After someone uses our demo to upload a drawing, they have the option to adjust the detected bounding box, segmentation mask, and joint locations, and choose an action to animate.
Our system incorporates repurposed computer vision models trained on photographs of real-world objects. Because the domain of drawings, including that of children, is significantly different in appearance, we fine-tune the models using the Amateur Drawings Dataset.
With this dataset and animation code, we believe that the domain of amateur drawings can inspire a new generation of creators with its expressive and accessible possibilities. We hope they will be an asset to other researchers interested in exploring potential applications for their work.
For those in the AI community targeting any tool or algorithm that uses pen-and-paper drawings, this dataset is distinctive for its size and in-the-wild nature: it reflects real-world conditions (e.g., blurriness, hard shadows, crinkled surfaces, and background elements) that aren’t present in digital drawings and high-resolution scans. In addition to the images, the dataset includes annotations of bounding boxes, segmentation masks, and joint locations — features that could provide more ways for models to identify or animate drawn figures.
Here’s how we built the dataset. As part of the demo, people had the option to let us retain their uploaded image and annotations to be included in our ongoing research. As researchers, we respect the right of individuals to be cautious about sharing their data, and we wanted people to be able to animate their drawings either way. The data collection process was also designed with safety in mind. In doing so, we aimed to reduce the potential for misuse of the data as much as possible.

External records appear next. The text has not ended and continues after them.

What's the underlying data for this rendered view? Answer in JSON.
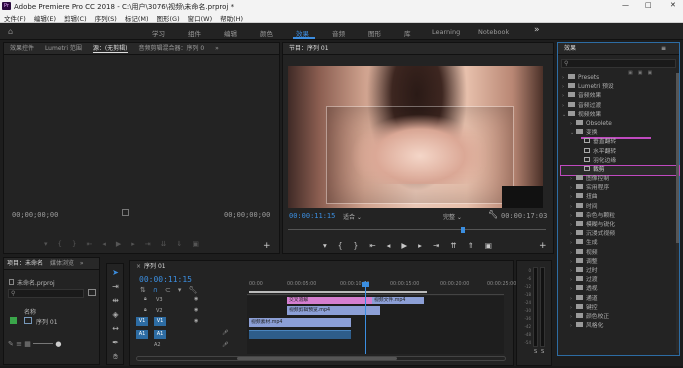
{
  "app": {
    "title": "Adobe Premiere Pro CC 2018 - C:\\用户\\3076\\视频\\未命名.prproj *",
    "icon": "Pr"
  },
  "window_controls": [
    "—",
    "□",
    "✕"
  ],
  "menu": [
    "文件(F)",
    "编辑(E)",
    "剪辑(C)",
    "序列(S)",
    "标记(M)",
    "图形(G)",
    "窗口(W)",
    "帮助(H)"
  ],
  "workspaces": [
    "学习",
    "组件",
    "编辑",
    "颜色",
    "效果",
    "音频",
    "图形",
    "库",
    "Learning",
    "Notebook"
  ],
  "workspaces_more": "»",
  "source_panel": {
    "tabs": [
      "效果控件",
      "Lumetri 范围",
      "源：(无剪辑)",
      "音频剪辑混合器：序列 0"
    ],
    "more": "»",
    "tc_left": "00;00;00;00",
    "tc_right": "00;00;00;00"
  },
  "program": {
    "tab": "节目：序列 01",
    "tc_current": "00:00:11:15",
    "fit": "适合",
    "quality": "完整",
    "tc_duration": "00:00:17:03"
  },
  "project": {
    "tabs": [
      "项目：未命名",
      "媒体浏览"
    ],
    "more": "»",
    "file": "未命名.prproj",
    "col_name": "名称",
    "item": "序列 01"
  },
  "timeline": {
    "tab": "序列 01",
    "tc": "00:00:11:15",
    "ruler": [
      "00:00",
      "00:00:05:00",
      "00:00:10:00",
      "00:00:15:00",
      "00:00:20:00",
      "00:00:25:00"
    ],
    "tracks": [
      {
        "name": "V3"
      },
      {
        "name": "V2"
      },
      {
        "name": "V1",
        "source": "V1"
      },
      {
        "name": "A1",
        "source": "A1"
      },
      {
        "name": "A2"
      }
    ],
    "clips": [
      "交叉溶解",
      "视频文件.mp4",
      "视频剪辑预览.mp4",
      "交叉溶解",
      "视频素材.mp4"
    ],
    "meter_labels": [
      "0",
      "-6",
      "-12",
      "-18",
      "-24",
      "-30",
      "-36",
      "-42",
      "-48",
      "-54"
    ],
    "meter_bottom": [
      "S",
      "S"
    ]
  },
  "effects": {
    "title": "效果",
    "more": "≡",
    "tree": [
      {
        "label": "Presets",
        "level": 0,
        "arrow": "›"
      },
      {
        "label": "Lumetri 预设",
        "level": 0,
        "arrow": "›"
      },
      {
        "label": "音频效果",
        "level": 0,
        "arrow": "›"
      },
      {
        "label": "音频过渡",
        "level": 0,
        "arrow": "›"
      },
      {
        "label": "视频效果",
        "level": 0,
        "arrow": "⌄"
      },
      {
        "label": "Obsolete",
        "level": 1,
        "arrow": "›"
      },
      {
        "label": "变换",
        "level": 1,
        "arrow": "⌄",
        "underline": true
      },
      {
        "label": "垂直翻转",
        "level": 2,
        "arrow": ""
      },
      {
        "label": "水平翻转",
        "level": 2,
        "arrow": ""
      },
      {
        "label": "羽化边缘",
        "level": 2,
        "arrow": ""
      },
      {
        "label": "裁剪",
        "level": 2,
        "arrow": "",
        "selected": true
      },
      {
        "label": "图像控制",
        "level": 1,
        "arrow": "›"
      },
      {
        "label": "实用程序",
        "level": 1,
        "arrow": "›"
      },
      {
        "label": "扭曲",
        "level": 1,
        "arrow": "›"
      },
      {
        "label": "时间",
        "level": 1,
        "arrow": "›"
      },
      {
        "label": "杂色与颗粒",
        "level": 1,
        "arrow": "›"
      },
      {
        "label": "模糊与锐化",
        "level": 1,
        "arrow": "›"
      },
      {
        "label": "沉浸式视频",
        "level": 1,
        "arrow": "›"
      },
      {
        "label": "生成",
        "level": 1,
        "arrow": "›"
      },
      {
        "label": "视频",
        "level": 1,
        "arrow": "›"
      },
      {
        "label": "调整",
        "level": 1,
        "arrow": "›"
      },
      {
        "label": "过时",
        "level": 1,
        "arrow": "›"
      },
      {
        "label": "过渡",
        "level": 1,
        "arrow": "›"
      },
      {
        "label": "透视",
        "level": 1,
        "arrow": "›"
      },
      {
        "label": "通道",
        "level": 1,
        "arrow": "›"
      },
      {
        "label": "键控",
        "level": 1,
        "arrow": "›"
      },
      {
        "label": "颜色校正",
        "level": 1,
        "arrow": "›"
      },
      {
        "label": "风格化",
        "level": 1,
        "arrow": "›"
      }
    ]
  },
  "colors": {
    "accent": "#3b8ee0",
    "workspace_active": "#3c8de0",
    "clip_pink": "#d57fd0",
    "clip_blue": "#8c9fd6",
    "selected_outline": "#c04ac0",
    "audio_clip": "#2e5d8a"
  }
}
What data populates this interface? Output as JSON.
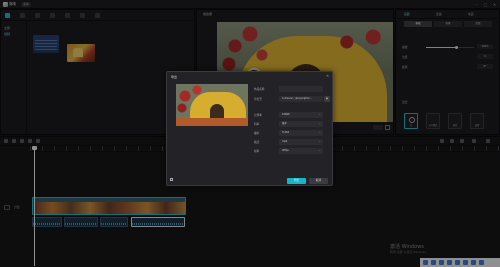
{
  "app": {
    "name": "剪映",
    "menu_label": "菜单"
  },
  "media": {
    "sidebar": [
      "全部",
      "视频"
    ],
    "items": [
      {
        "label": ""
      },
      {
        "label": ""
      }
    ]
  },
  "player": {
    "title": "播放器"
  },
  "props": {
    "tabs": [
      "画面",
      "变速",
      "动画"
    ],
    "sub_tabs": [
      "基础",
      "抠像",
      "蒙版"
    ],
    "rows": [
      {
        "label": "缩放",
        "value": "100%"
      },
      {
        "label": "位置",
        "value": "0"
      },
      {
        "label": "旋转",
        "value": "0°"
      }
    ],
    "blend_label": "混合",
    "blend_modes": [
      "无",
      "正片叠底",
      "滤色",
      "变暗"
    ]
  },
  "timeline": {
    "track_label": "封面"
  },
  "dialog": {
    "title": "导出",
    "thumb_caption": "",
    "fields": [
      {
        "label": "作品名称",
        "value": ""
      },
      {
        "label": "导出至",
        "value": "C:/Users/.../JianyingPro/...",
        "has_button": true
      },
      {
        "label": "分辨率",
        "value": "1080P",
        "dropdown": true
      },
      {
        "label": "码率",
        "value": "推荐",
        "dropdown": true
      },
      {
        "label": "编码",
        "value": "H.264",
        "dropdown": true
      },
      {
        "label": "格式",
        "value": "mp4",
        "dropdown": true
      },
      {
        "label": "帧率",
        "value": "30fps",
        "dropdown": true
      }
    ],
    "size_info": "",
    "footer_info": "",
    "export_label": "导出",
    "cancel_label": "取消"
  },
  "activate": {
    "title": "激活 Windows",
    "subtitle": "转到\"设置\"以激活 Windows。"
  }
}
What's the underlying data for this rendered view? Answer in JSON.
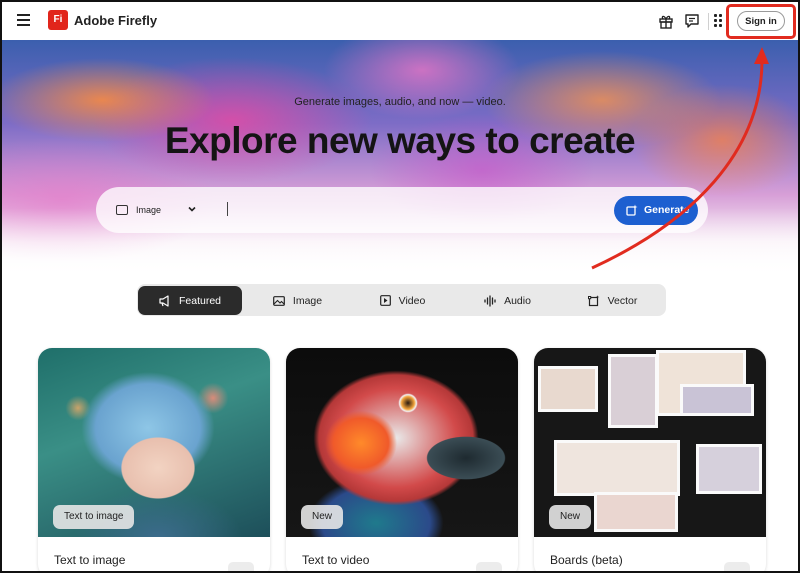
{
  "header": {
    "app_logo": "Fi",
    "app_title": "Adobe Firefly",
    "sign_in_label": "Sign in"
  },
  "hero": {
    "subtitle": "Generate images, audio, and now — video.",
    "title": "Explore new ways to create",
    "media_type": "Image",
    "prompt_value": "",
    "generate_label": "Generate"
  },
  "tabs": [
    {
      "label": "Featured",
      "icon": "megaphone-icon",
      "active": true
    },
    {
      "label": "Image",
      "icon": "image-icon",
      "active": false
    },
    {
      "label": "Video",
      "icon": "video-icon",
      "active": false
    },
    {
      "label": "Audio",
      "icon": "audio-icon",
      "active": false
    },
    {
      "label": "Vector",
      "icon": "vector-icon",
      "active": false
    }
  ],
  "cards": [
    {
      "badge": "Text to image",
      "title": "Text to image"
    },
    {
      "badge": "New",
      "title": "Text to video"
    },
    {
      "badge": "New",
      "title": "Boards (beta)"
    }
  ],
  "colors": {
    "accent": "#1d5fd0",
    "logo": "#e1251b",
    "annotation": "#e12b1f"
  }
}
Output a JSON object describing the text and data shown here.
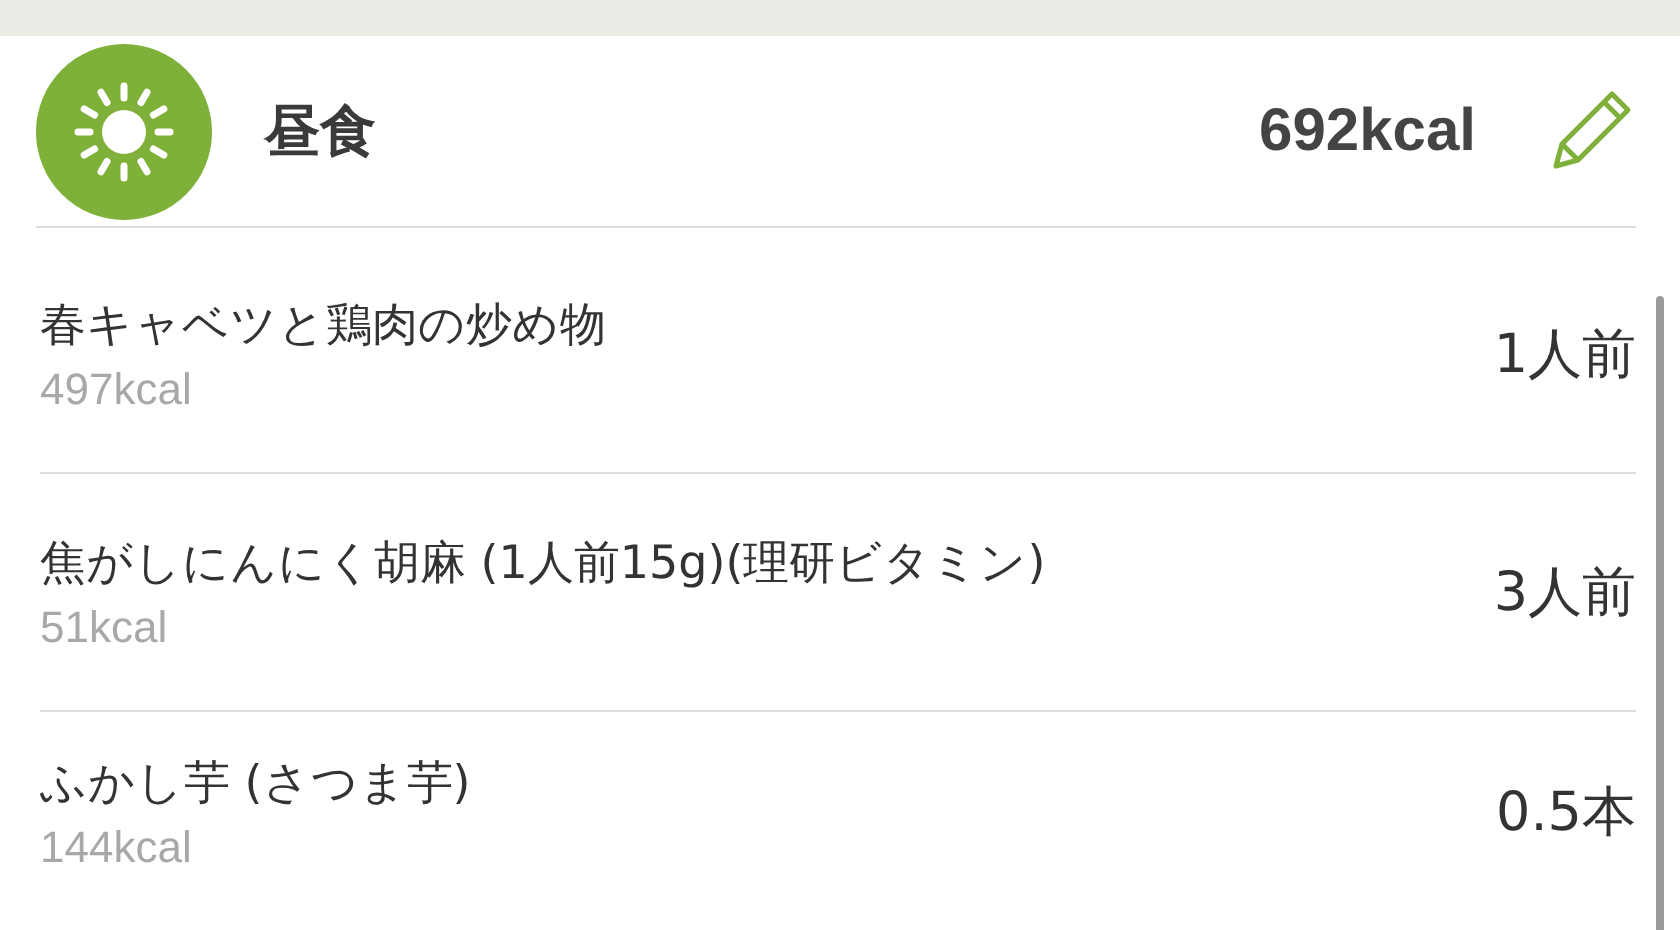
{
  "meal": {
    "title": "昼食",
    "total": "692kcal"
  },
  "items": [
    {
      "name": "春キャベツと鶏肉の炒め物",
      "kcal": "497kcal",
      "amount": "1人前"
    },
    {
      "name": "焦がしにんにく胡麻 (1人前15g)(理研ビタミン)",
      "kcal": "51kcal",
      "amount": "3人前"
    },
    {
      "name": "ふかし芋 (さつま芋)",
      "kcal": "144kcal",
      "amount": "0.5本"
    }
  ]
}
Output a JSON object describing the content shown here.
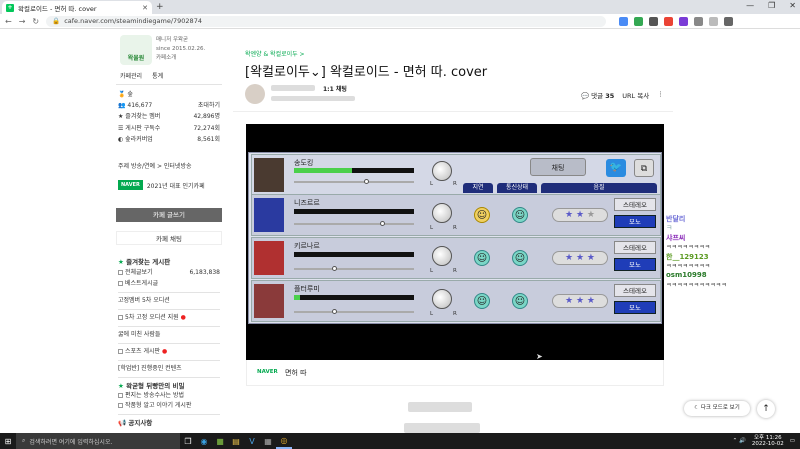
{
  "browser": {
    "tab_title": "왁컬로이드 - 면허 따. cover",
    "url": "cafe.naver.com/steamindiegame/7902874"
  },
  "cafe": {
    "manager_label": "매니저",
    "manager_name": "우왁굳",
    "since": "since 2015.02.26.",
    "cafe_info": "카페소개",
    "manage_link": "카페관리",
    "stats_link": "통계",
    "level": "숲",
    "members_count": "416,677",
    "invite": "초대하기",
    "fav_members_label": "즐겨찾는 멤버",
    "fav_members": "42,896명",
    "subscribers_label": "게시판 구독수",
    "subscribers": "72,274회",
    "visits_label": "숲라커버업",
    "visits": "8,561회",
    "topics": "주제 방송/연예 > 인터넷방송",
    "badge_label": "2021년 대표 인기카페",
    "write_button": "카페 글쓰기",
    "chat_button": "카페 채팅",
    "fav_boards_title": "즐겨찾는 게시판",
    "board1": "전체글보기",
    "board1_count": "6,183,838",
    "board2": "베스트게시글",
    "group1": "고정멤버 5차 오디션",
    "board3": "5차 고정 오디션 지원",
    "group2": "굶에 미친 사람들",
    "board4": "스포츠 게시판",
    "group3": "[학업반] 진행중인 컨텐츠",
    "group4": "왁굳형 뒤빵만의 비밀",
    "board5": "편지는 방송수사는 방법",
    "board6": "작품형 알고 이야기 게시판",
    "notice": "공지사항"
  },
  "article": {
    "breadcrumb": "왁엔양 & 왁컬로이두 >",
    "title": "[왁컬로이두⌄] 왁컬로이드 - 면허 따. cover",
    "author": "1:1 채팅",
    "comments_label": "댓글",
    "comments_count": "35",
    "url_copy": "URL 복사",
    "caption_brand": "NAVER",
    "caption_text": "면허 따"
  },
  "video": {
    "chat_button": "채팅",
    "col_heads": [
      "지연",
      "통신상태",
      "음질"
    ],
    "rows": [
      {
        "name": "송도킹"
      },
      {
        "name": "니즈르르",
        "stereo": "스테레오",
        "mono": "모노"
      },
      {
        "name": "키르나르",
        "stereo": "스테레오",
        "mono": "모노"
      },
      {
        "name": "플터루미",
        "stereo": "스테레오",
        "mono": "모노"
      }
    ]
  },
  "chat": {
    "lines": [
      {
        "name": "반달리",
        "color": "#6b6bd6"
      },
      {
        "name": "ㅋ",
        "color": "#8aa"
      },
      {
        "name": "샤프씨",
        "color": "#8a2bb8"
      },
      {
        "name": "ㅋㅋㅋㅋㅋㅋㅋㅋ",
        "color": "#333"
      },
      {
        "name": "한__129123",
        "color": "#5a9a20"
      },
      {
        "name": "ㅋㅋㅋㅋㅋㅋㅋㅋ",
        "color": "#333"
      },
      {
        "name": "osm10998",
        "color": "#2a7a2a"
      },
      {
        "name": "ㅋㅋㅋㅋㅋㅋㅋㅋㅋㅋㅋ",
        "color": "#333"
      }
    ],
    "dark_mode": "다크 모드로 보기"
  },
  "taskbar": {
    "search_placeholder": "검색하려면 여기에 입력하십시오.",
    "time": "오후 11:26",
    "date": "2022-10-02"
  }
}
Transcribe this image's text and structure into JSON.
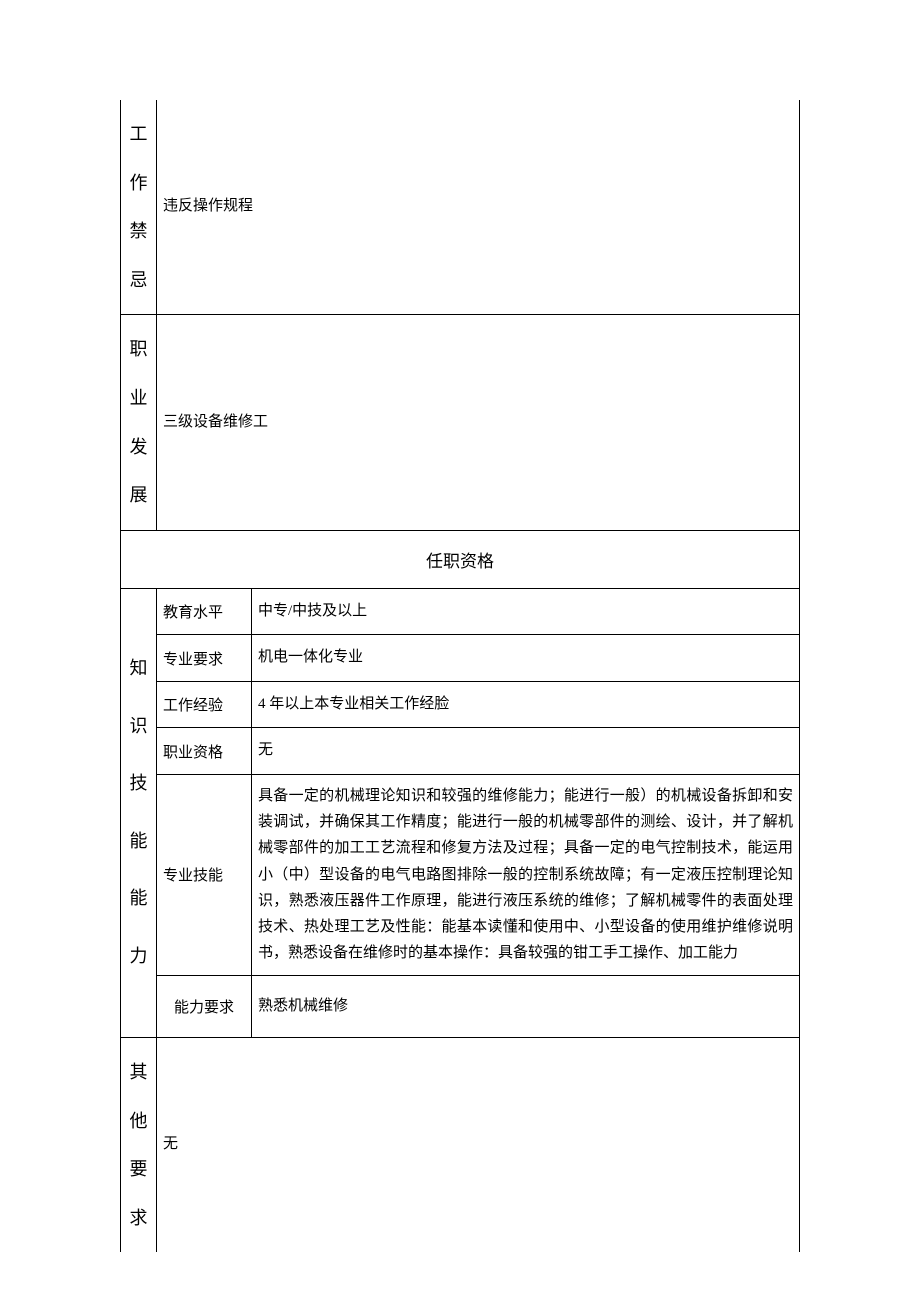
{
  "rows": {
    "work_taboo": {
      "label": "工\n作\n禁\n忌",
      "value": "违反操作规程"
    },
    "career_dev": {
      "label": "职\n业\n发\n展",
      "value": "三级设备维修工"
    }
  },
  "section_header": "任职资格",
  "qualifications": {
    "vert_label": "知\n识\n技\n能\n能\n力",
    "education": {
      "label": "教育水平",
      "value": "中专/中技及以上"
    },
    "major": {
      "label": "专业要求",
      "value": "机电一体化专业"
    },
    "experience": {
      "label": "工作经验",
      "value": "4 年以上本专业相关工作经脸"
    },
    "cert": {
      "label": "职业资格",
      "value": "无"
    },
    "skills": {
      "label": "专业技能",
      "value": "具备一定的机械理论知识和较强的维修能力；能进行一般）的机械设备拆卸和安装调试，并确保其工作精度；能进行一般的机械零部件的测绘、设计，并了解机械零部件的加工工艺流程和修复方法及过程；具备一定的电气控制技术，能运用小（中）型设备的电气电路图排除一般的控制系统故障；有一定液压控制理论知识，熟悉液压器件工作原理，能进行液压系统的维修；了解机械零件的表面处理技术、热处理工艺及性能：能基本读懂和使用中、小型设备的使用维护维修说明书，熟悉设备在维修时的基本操作：具备较强的钳工手工操作、加工能力"
    },
    "ability": {
      "label": "能力要求",
      "value": "熟悉机械维修"
    }
  },
  "other": {
    "label": "其\n他\n要\n求",
    "value": "无"
  }
}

We also filtered the submitted images to ensure that they showed amateur drawings and met our standards for collecting research data responsibly. We performed this refinement in two steps. First, we used a self-supervised clustering approach to identify and filter out-of-domain images, such as photographs of real people. Second, a contracted agency manually reviewed the remaining images to ensure that they met our standards. Reviewers were instructed to check that images were freehand drawings on paper, with at least one full-body humanlike figure. They also checked to make sure images did not contain characters that were protected intellectual property or any private or vulgar content. Because the reviewers were primarily English speakers, images that contained non-English words were excluded on the basis that they might contain inappropriate content.
In keeping with our approach to open science, we are sharing the animation pipeline code and this dataset in hope that it will be of interest to other practitioners – both AI researchers and members of the broader research community.
Drawing is a natural and expressive modality that is accessible to most of the world’s population. We hope our work will make it easier for other researchers to explore tools and techniques specifically tailored to using AI to complement human creativity.
We’d like to thank the FAIR Interfaces for their assistance in creating the original demo.
We’re announcing updates to Facebook’s population density maps, which can be used to coordinate and improve the delivery of humanitarian aid around the world, including global COVID-19 vaccinations.
April 15, 2021
Working with Inria researchers, we’ve developed a self-supervised image representation method, DINO, which produces remarkable results when trained with Vision Transformers. We are also detailing PAWS, a new method for 10x more efficient training.
April 30, 2021